SINGAPORE: The British pound struggled to stay afloat in Asian trade on Friday having suffered a tumultuous slide overnight, as investors feared political turmoil in the country could see it crash out of the European Union without a divorce deal.
Both the dollar and the yen benefited from a deepening crisis for UK Prime Minister Theresa May after the resignation of key ministers from her government imperilled her Brexit plan.
That left the sterling vulnerable to further losses. It was changing hands at $1.2792, barely holding steady after declining 1.7 percent on Thursday, its steepest percentage slide since Oct. 11, 2016.
The resignations, including that of Brexit minister Dominic Raab, came hours after May had claimed backing for a draft divorce deal.
The hostility from government and opposition lawmakers raised the risk that the deal would be rejected in parliament and that Britain could leave the EU on March 29 without a safety net.
May’s compromise plan, which seeks to maintain close trade ties with the EU in the future, is facing opposition from Brexiteers, pro-Europeans, the Northern Irish party that props up her government, and even some of her own ministers, thus raising the risks of her losing her job, of Britain leaving the bloc with no agreement or even another referendum.
Without a deal, the UK would move in March from seamless trade with the EU to customs arrangements set by the World Trade Organization for external states, which could cause panic in financial markets.
However, some analysts believe sterling bulls have a reason not to throw in their towel yet, noting there is a chance of another referendum with the choice between a hard Brexit and remaining in the EU.
A snap Sky News poll yesterday showed 55 percent in favour of another referendum, while 54 percent supported no Brexit, 32 percent a hard Brexit and only 14 percent May’s deal.
The euro tacked on 0.05 percent to trade at $1.1338. Investors were hopeful after reports out of Italy said that Italian Prime Minister Giuseppe Conte was looking to work with the EU over his government’s 2019 budget, which has been rejected by Brussels.
The single currency has gained over the last three trading sessions, but was up only 0.1 percent versus the dollar month to date, underscoring the strains from weakening economic momentum in Europe, Italian budget woes and the Brexit uncertainty.
The dollar index, a gauge of its value versus six major peers, was up 0.05 percent at 96.97, not far off a 16-month high of 97.69 hit at the start of the week.

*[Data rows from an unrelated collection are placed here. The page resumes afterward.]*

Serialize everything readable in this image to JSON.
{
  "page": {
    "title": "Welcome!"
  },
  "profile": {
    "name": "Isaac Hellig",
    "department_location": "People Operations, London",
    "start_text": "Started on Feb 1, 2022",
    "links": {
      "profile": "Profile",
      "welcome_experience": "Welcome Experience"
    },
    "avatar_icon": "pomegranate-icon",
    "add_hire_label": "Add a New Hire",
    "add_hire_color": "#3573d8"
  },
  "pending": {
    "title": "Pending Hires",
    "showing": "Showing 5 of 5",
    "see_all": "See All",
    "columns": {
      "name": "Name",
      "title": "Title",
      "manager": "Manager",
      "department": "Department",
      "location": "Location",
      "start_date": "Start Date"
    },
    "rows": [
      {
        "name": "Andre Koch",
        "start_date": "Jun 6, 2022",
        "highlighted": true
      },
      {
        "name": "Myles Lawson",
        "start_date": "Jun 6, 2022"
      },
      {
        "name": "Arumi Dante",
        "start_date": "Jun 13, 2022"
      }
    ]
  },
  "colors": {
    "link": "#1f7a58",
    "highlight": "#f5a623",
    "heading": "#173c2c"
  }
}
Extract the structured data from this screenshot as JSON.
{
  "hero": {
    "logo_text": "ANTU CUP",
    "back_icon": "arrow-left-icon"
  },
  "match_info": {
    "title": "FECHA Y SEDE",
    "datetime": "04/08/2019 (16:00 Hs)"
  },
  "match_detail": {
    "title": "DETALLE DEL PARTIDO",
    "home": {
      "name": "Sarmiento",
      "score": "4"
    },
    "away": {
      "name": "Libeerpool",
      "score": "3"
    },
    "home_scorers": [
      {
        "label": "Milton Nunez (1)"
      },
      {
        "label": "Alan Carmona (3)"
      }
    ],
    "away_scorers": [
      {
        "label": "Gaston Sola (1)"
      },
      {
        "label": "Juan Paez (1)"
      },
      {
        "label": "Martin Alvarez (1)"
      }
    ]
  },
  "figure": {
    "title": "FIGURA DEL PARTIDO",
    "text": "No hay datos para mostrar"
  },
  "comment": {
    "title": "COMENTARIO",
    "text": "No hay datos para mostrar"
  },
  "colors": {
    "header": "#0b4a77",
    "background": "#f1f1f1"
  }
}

Currency markets were also keeping an eye on the U.S.-Sino trade tensions as traders looked for concrete signs the economic powers were seeking to de-escalate their dispute.
A Financial Times report said U.S. Trade Representative Robert Lighthizer has told some industry executives that another round of U.S. tariffs on Chinese imports has been put on hold. But a U.S. Trade Representative spokesperson later denied this report.
Most analysts forecast the dollar to remain well supported in the coming month’s thanks to the Federal Reserve’s commitment to continue to gradually raise interest rates.
The fourth hike for this year is expected next month, backed by a robust economy and rising wage pressures.
The safe-haven yen was well bid in Asian trade, changing hands at 113.34, as the Brexit turmoil drew investors toward the Japanese currency. The yen had hit a six-week low of 114.20 on Monday before reversing course.
The Australian dollar lost 0.14 percent at $0.7272 on Friday. The Aussie had gained 0.58 percent in the previous trading session on the back of stronger than expected jobs data.